## Excerpted data:

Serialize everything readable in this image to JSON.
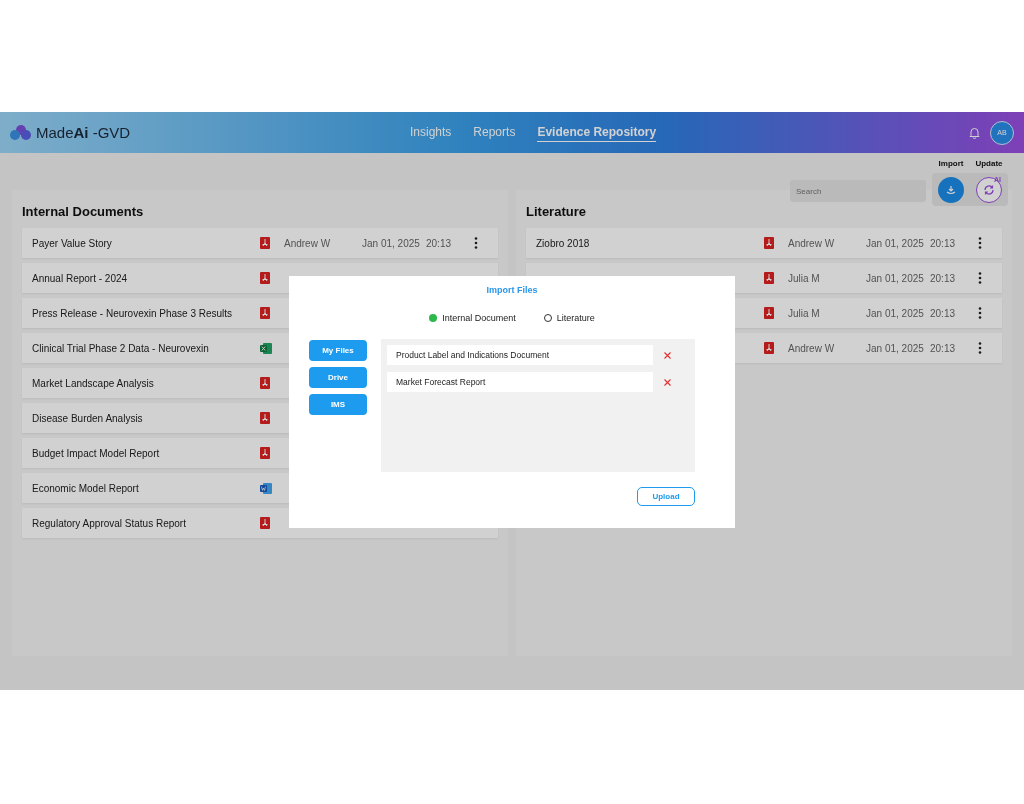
{
  "header": {
    "logo": "Made**Ai** -GVD",
    "nav": [
      {
        "label": "Insights",
        "selected": false
      },
      {
        "label": "Reports",
        "selected": false
      },
      {
        "label": "Evidence Repository",
        "selected": true
      }
    ],
    "avatar": "AB"
  },
  "toolbar": {
    "search": {
      "placeholder": "Search"
    },
    "actions": [
      {
        "label": "Import",
        "kind": "import"
      },
      {
        "label": "Update",
        "kind": "update",
        "badge": "AI"
      }
    ]
  },
  "internal_documents": {
    "title": "Internal Documents",
    "rows": [
      {
        "title": "Payer Value Story",
        "kind": "pdf",
        "author": "Andrew W",
        "date": "Jan 01, 2025",
        "time": "20:13"
      },
      {
        "title": "Annual Report - 2024",
        "kind": "pdf"
      },
      {
        "title": "Press Release - Neurovexin Phase 3  Results",
        "kind": "pdf"
      },
      {
        "title": "Clinical Trial Phase 2 Data - Neurovexin",
        "kind": "excel"
      },
      {
        "title": "Market Landscape Analysis",
        "kind": "pdf"
      },
      {
        "title": "Disease Burden Analysis",
        "kind": "pdf"
      },
      {
        "title": "Budget Impact Model Report",
        "kind": "pdf"
      },
      {
        "title": "Economic Model Report",
        "kind": "word"
      },
      {
        "title": "Regulatory Approval Status Report",
        "kind": "pdf"
      }
    ]
  },
  "literature": {
    "title": "Literature",
    "rows": [
      {
        "title": "Ziobro 2018",
        "kind": "pdf",
        "author": "Andrew W",
        "date": "Jan 01, 2025",
        "time": "20:13"
      },
      {
        "kind": "pdf",
        "author": "Julia M",
        "date": "Jan 01, 2025",
        "time": "20:13"
      },
      {
        "kind": "pdf",
        "author": "Julia M",
        "date": "Jan 01, 2025",
        "time": "20:13"
      },
      {
        "kind": "pdf",
        "author": "Andrew W",
        "date": "Jan 01, 2025",
        "time": "20:13"
      }
    ]
  },
  "modal": {
    "title": "Import Files",
    "radios": [
      {
        "label": "Internal Document",
        "selected": true
      },
      {
        "label": "Literature",
        "selected": false
      }
    ],
    "sources": [
      "My Files",
      "Drive",
      "IMS"
    ],
    "files": [
      {
        "name": "Product Label and Indications Document"
      },
      {
        "name": "Market Forecast Report"
      }
    ],
    "upload": "Upload"
  }
}
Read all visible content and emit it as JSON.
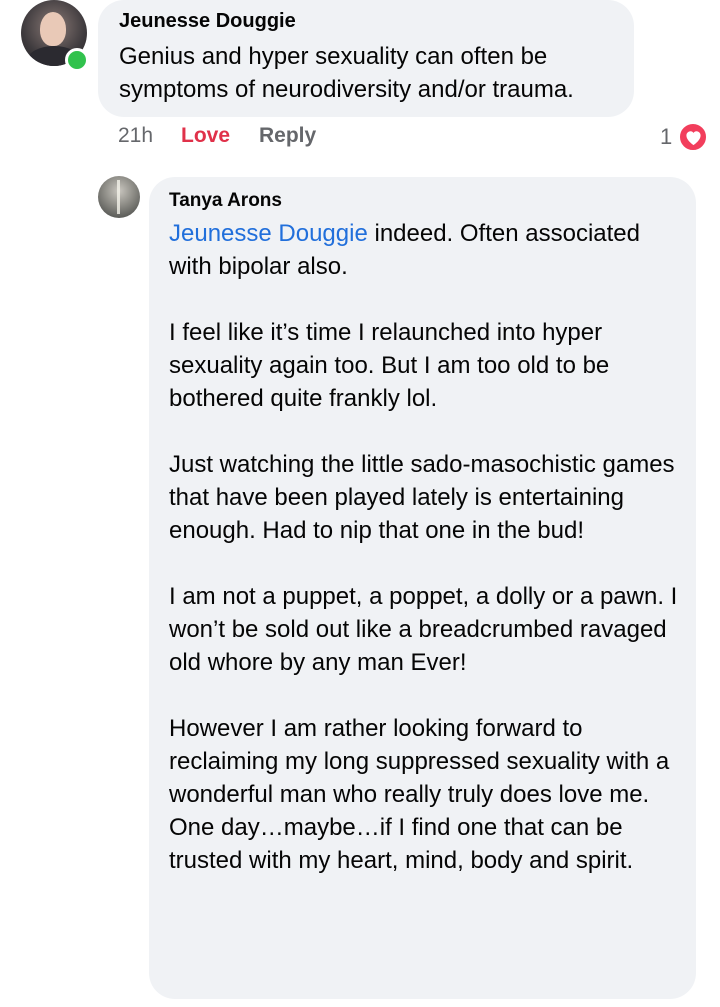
{
  "comment_1": {
    "author": "Jeunesse Douggie",
    "text": "Genius and hyper sexuality can often be symptoms of neurodiversity and/or trauma.",
    "online": true,
    "timestamp": "21h",
    "reaction_action": "Love",
    "reply_label": "Reply",
    "reaction_count": "1",
    "reaction_icon": "heart-icon",
    "reaction_color": "#f23e5c"
  },
  "comment_2": {
    "author": "Tanya Arons",
    "mention": "Jeunesse Douggie",
    "paragraphs": [
      "indeed. Often associated with bipolar also.",
      "I feel like it’s time I relaunched into hyper sexuality again too.  But I am too old to be bothered quite frankly lol.",
      "Just watching the little sado-masochistic games that have been played lately is entertaining enough.  Had to nip that one in the bud!",
      "I am not a puppet, a poppet, a dolly or a pawn.  I won’t be sold out like a breadcrumbed ravaged old whore by any man Ever!",
      "However I am rather looking forward to reclaiming my long suppressed sexuality with a wonderful man who really truly does love me.  One day…maybe…if I find one that can be trusted with my heart, mind, body and spirit."
    ]
  },
  "colors": {
    "bubble_bg": "#f0f2f5",
    "mention": "#216fdb",
    "love_action": "#e0314a",
    "online_dot": "#31c24d",
    "secondary_text": "#65676b"
  }
}
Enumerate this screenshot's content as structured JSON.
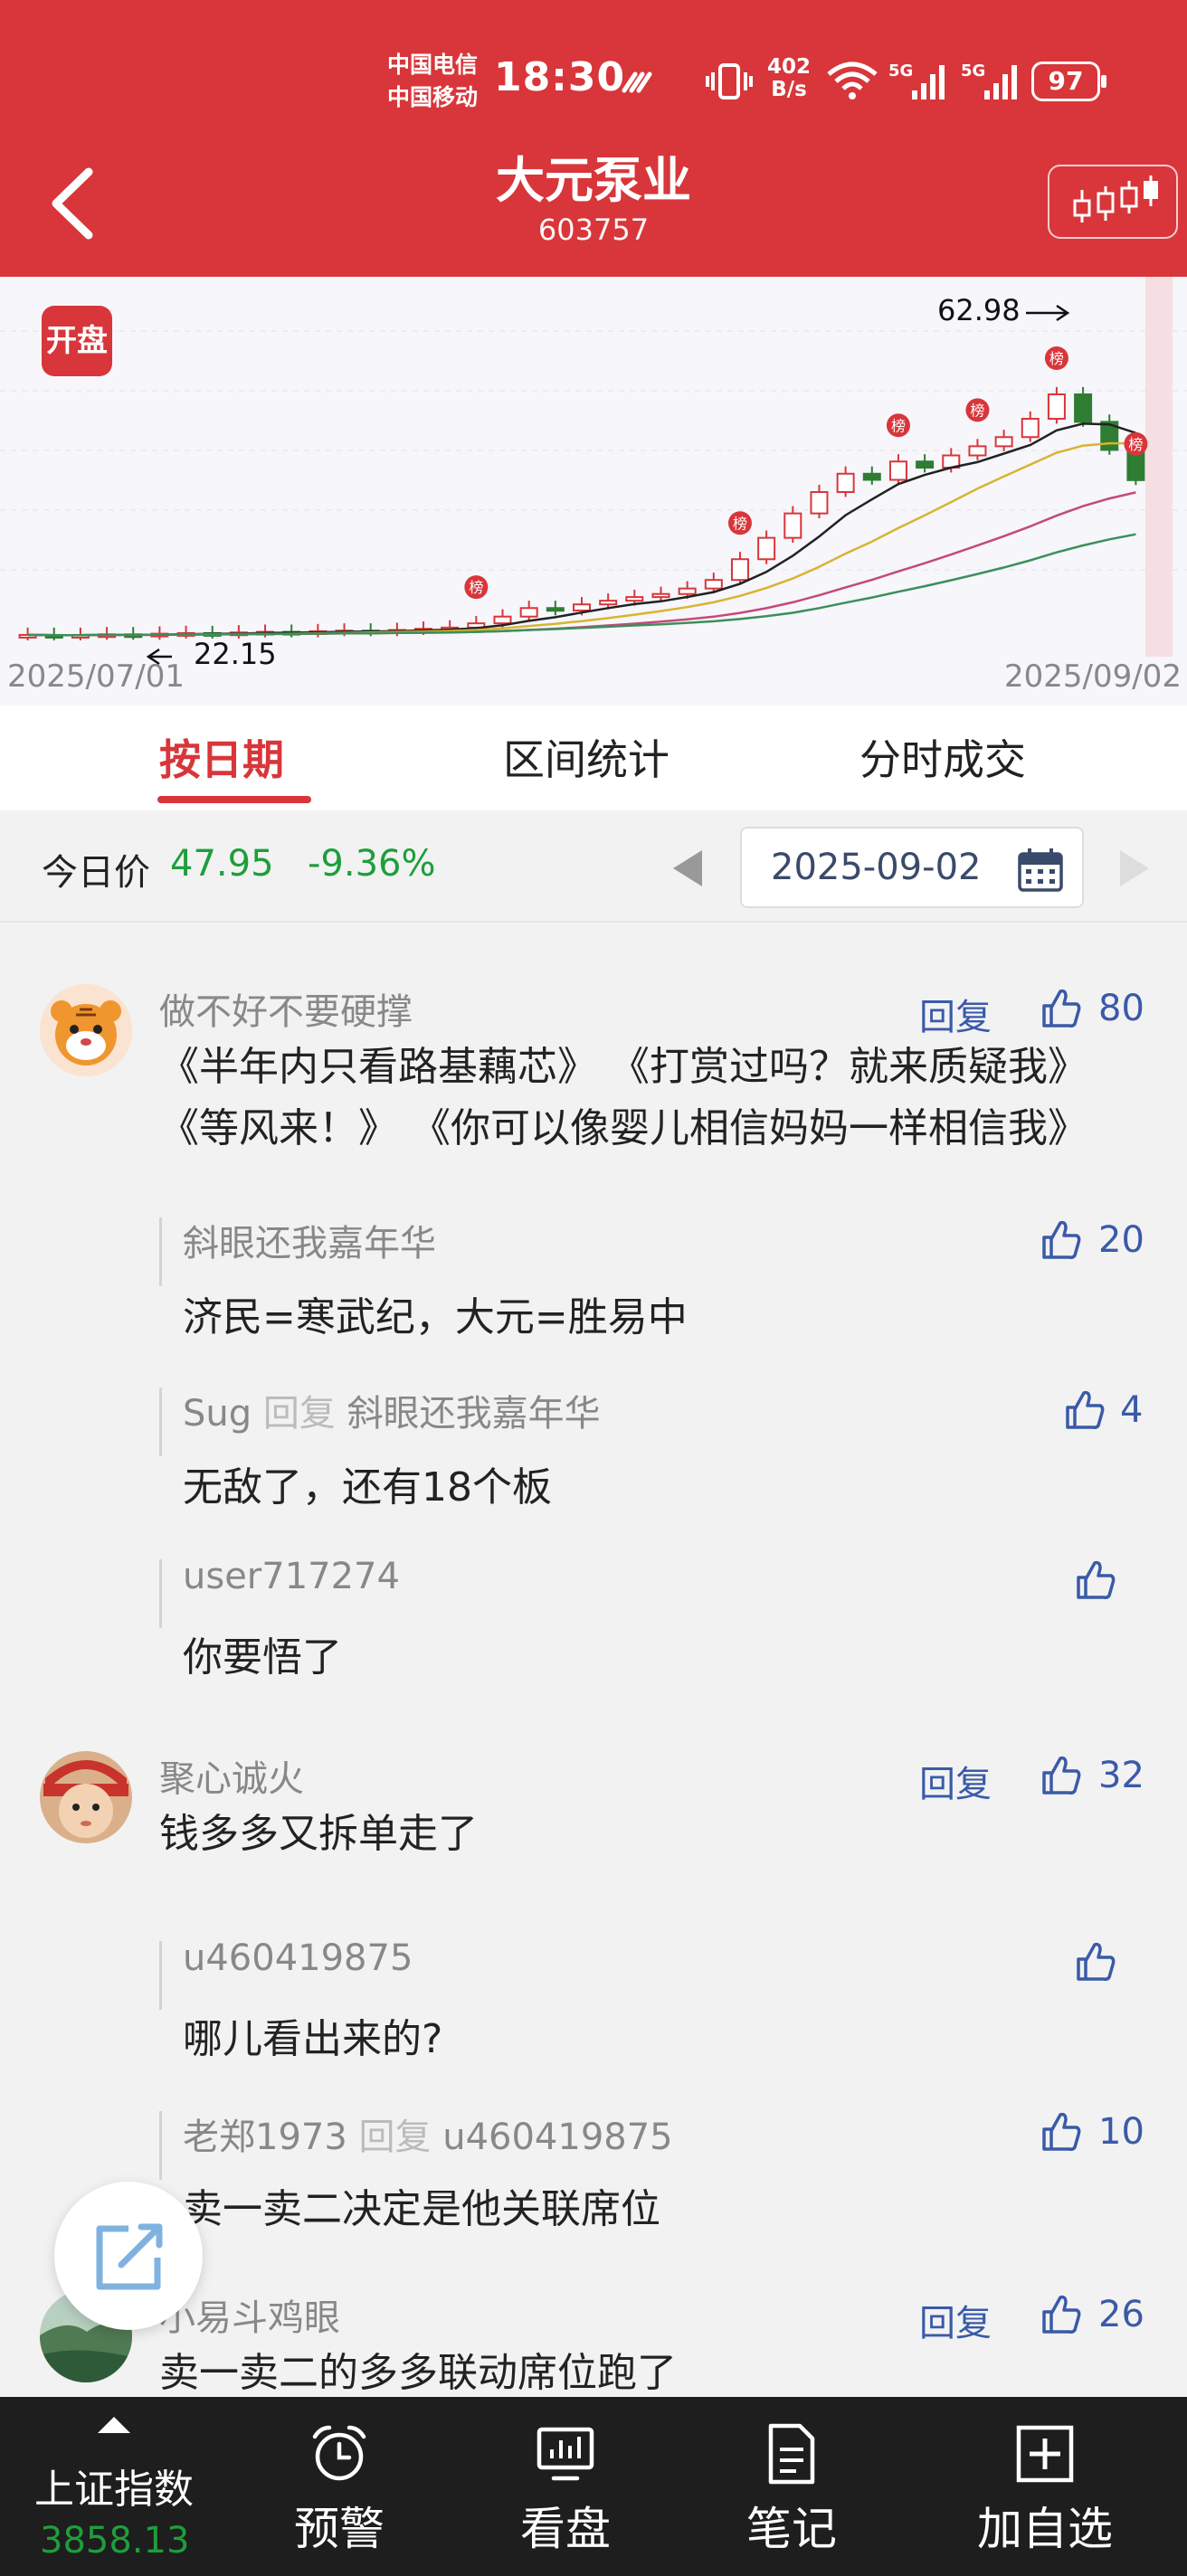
{
  "status_bar": {
    "carrier_1": "中国电信",
    "carrier_2": "中国移动",
    "time": "18:30",
    "net_speed_value": "402",
    "net_speed_unit": "B/s",
    "signal_1": "5G",
    "signal_2": "5G",
    "battery": "97"
  },
  "header": {
    "stock_name": "大元泵业",
    "stock_code": "603757",
    "background_color": "#d8363a"
  },
  "chart": {
    "open_badge": "开盘",
    "high_label": "62.98",
    "low_label": "22.15",
    "start_date": "2025/07/01",
    "end_date": "2025/09/02",
    "marker_label": "榜"
  },
  "chart_data": {
    "type": "candlestick",
    "x_range": [
      "2025/07/01",
      "2025/09/02"
    ],
    "annotations": [
      {
        "label": "62.98",
        "type": "high"
      },
      {
        "label": "22.15",
        "type": "low"
      }
    ],
    "series": [
      {
        "name": "MA5",
        "color": "#222222"
      },
      {
        "name": "MA10",
        "color": "#d8b431"
      },
      {
        "name": "MA20",
        "color": "#c34a78"
      },
      {
        "name": "MA30",
        "color": "#3c8f5a"
      }
    ],
    "up_color": "#d8363a",
    "down_color": "#2e7d32"
  },
  "tabs": [
    {
      "label": "按日期",
      "active": true
    },
    {
      "label": "区间统计",
      "active": false
    },
    {
      "label": "分时成交",
      "active": false
    }
  ],
  "price_bar": {
    "label": "今日价",
    "price": "47.95",
    "change": "-9.36%",
    "date": "2025-09-02"
  },
  "comments": [
    {
      "author": "做不好不要硬撑",
      "reply_label": "回复",
      "likes": "80",
      "lines": [
        "《半年内只看路基藕芯》 《打赏过吗？就来质疑我》",
        "《等风来！》 《你可以像婴儿相信妈妈一样相信我》"
      ],
      "replies": [
        {
          "author": "斜眼还我嘉年华",
          "reply_word": "",
          "reply_to": "",
          "likes": "20",
          "text": "济民=寒武纪，大元=胜易中"
        },
        {
          "author": "Sug",
          "reply_word": "回复",
          "reply_to": "斜眼还我嘉年华",
          "likes": "4",
          "text": "无敌了，还有18个板"
        },
        {
          "author": "user717274",
          "reply_word": "",
          "reply_to": "",
          "likes": "",
          "text": "你要悟了"
        }
      ]
    },
    {
      "author": "聚心诚火",
      "reply_label": "回复",
      "likes": "32",
      "lines": [
        "钱多多又拆单走了"
      ],
      "replies": [
        {
          "author": "u460419875",
          "reply_word": "",
          "reply_to": "",
          "likes": "",
          "text": "哪儿看出来的?"
        },
        {
          "author": "老郑1973",
          "reply_word": "回复",
          "reply_to": "u460419875",
          "likes": "10",
          "text": "卖一卖二决定是他关联席位"
        }
      ]
    },
    {
      "author": "小易斗鸡眼",
      "reply_label": "回复",
      "likes": "26",
      "lines": [
        "卖一卖二的多多联动席位跑了"
      ],
      "replies": []
    }
  ],
  "bottom_bar": {
    "index_name": "上证指数",
    "index_value": "3858.13",
    "items": [
      {
        "label": "预警",
        "icon": "alarm-clock-icon"
      },
      {
        "label": "看盘",
        "icon": "monitor-chart-icon"
      },
      {
        "label": "笔记",
        "icon": "document-icon"
      },
      {
        "label": "加自选",
        "icon": "add-box-icon"
      }
    ]
  }
}
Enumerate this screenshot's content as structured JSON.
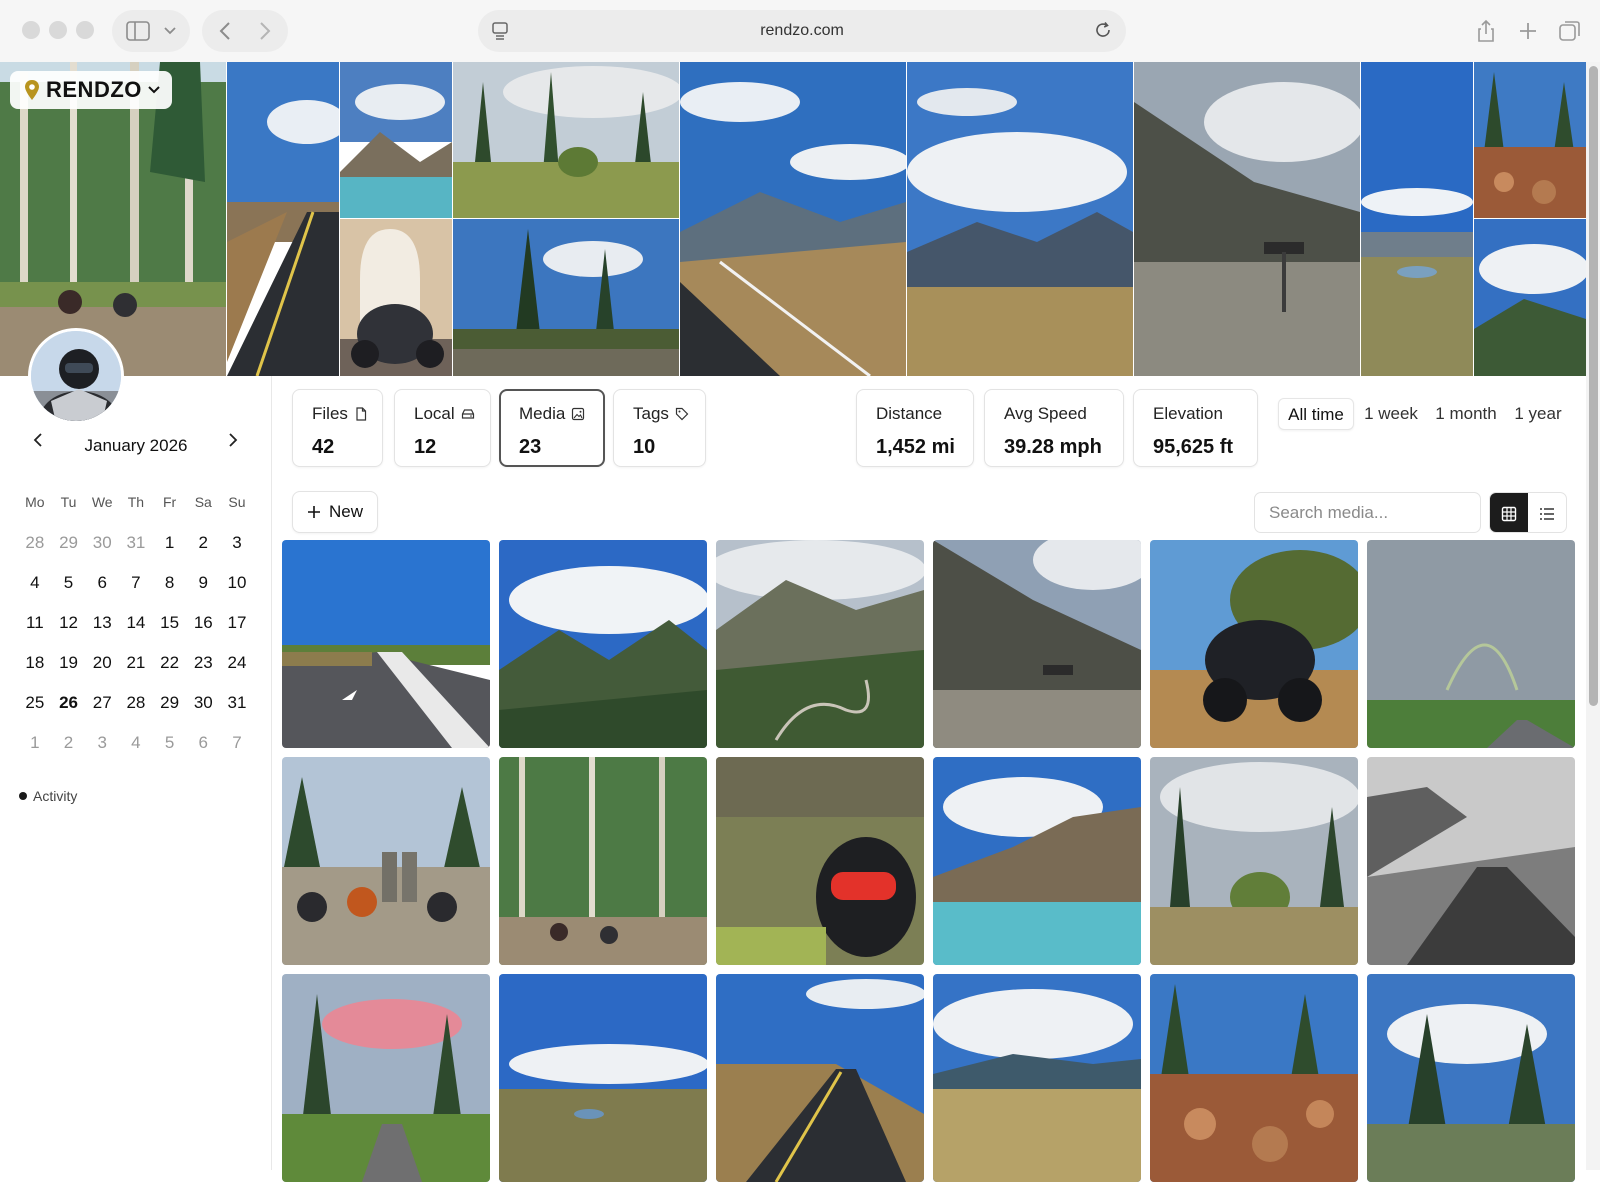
{
  "browser": {
    "url": "rendzo.com"
  },
  "brand": {
    "name": "RENDZO"
  },
  "calendar": {
    "month_label": "January 2026",
    "weekdays": [
      "Mo",
      "Tu",
      "We",
      "Th",
      "Fr",
      "Sa",
      "Su"
    ],
    "weeks": [
      [
        "28",
        "29",
        "30",
        "31",
        "1",
        "2",
        "3"
      ],
      [
        "4",
        "5",
        "6",
        "7",
        "8",
        "9",
        "10"
      ],
      [
        "11",
        "12",
        "13",
        "14",
        "15",
        "16",
        "17"
      ],
      [
        "18",
        "19",
        "20",
        "21",
        "22",
        "23",
        "24"
      ],
      [
        "25",
        "26",
        "27",
        "28",
        "29",
        "30",
        "31"
      ],
      [
        "1",
        "2",
        "3",
        "4",
        "5",
        "6",
        "7"
      ]
    ],
    "today": "26",
    "legend_label": "Activity"
  },
  "stats": {
    "files": {
      "label": "Files",
      "value": "42"
    },
    "local": {
      "label": "Local",
      "value": "12"
    },
    "media": {
      "label": "Media",
      "value": "23"
    },
    "tags": {
      "label": "Tags",
      "value": "10"
    },
    "distance": {
      "label": "Distance",
      "value": "1,452 mi"
    },
    "avg_speed": {
      "label": "Avg Speed",
      "value": "39.28 mph"
    },
    "elevation": {
      "label": "Elevation",
      "value": "95,625 ft"
    }
  },
  "time_ranges": {
    "options": [
      "All time",
      "1 week",
      "1 month",
      "1 year"
    ],
    "selected": "All time"
  },
  "toolbar": {
    "new_label": "New",
    "search_placeholder": "Search media...",
    "view_selected": "grid"
  }
}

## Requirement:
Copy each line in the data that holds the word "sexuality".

## Answer below:
    "text": "Genius and hyper sexuality can often be symptoms of neurodiversity and/or trauma.",
      "I feel like it’s time I relaunched into hyper sexuality again too.  But I am too old to be bothered quite frankly lol.",
      "However I am rather looking forward to reclaiming my long suppressed sexuality with a wonderful man who really truly does love me.  One day…maybe…if I find one that can be trusted with my heart, mind, body and spirit."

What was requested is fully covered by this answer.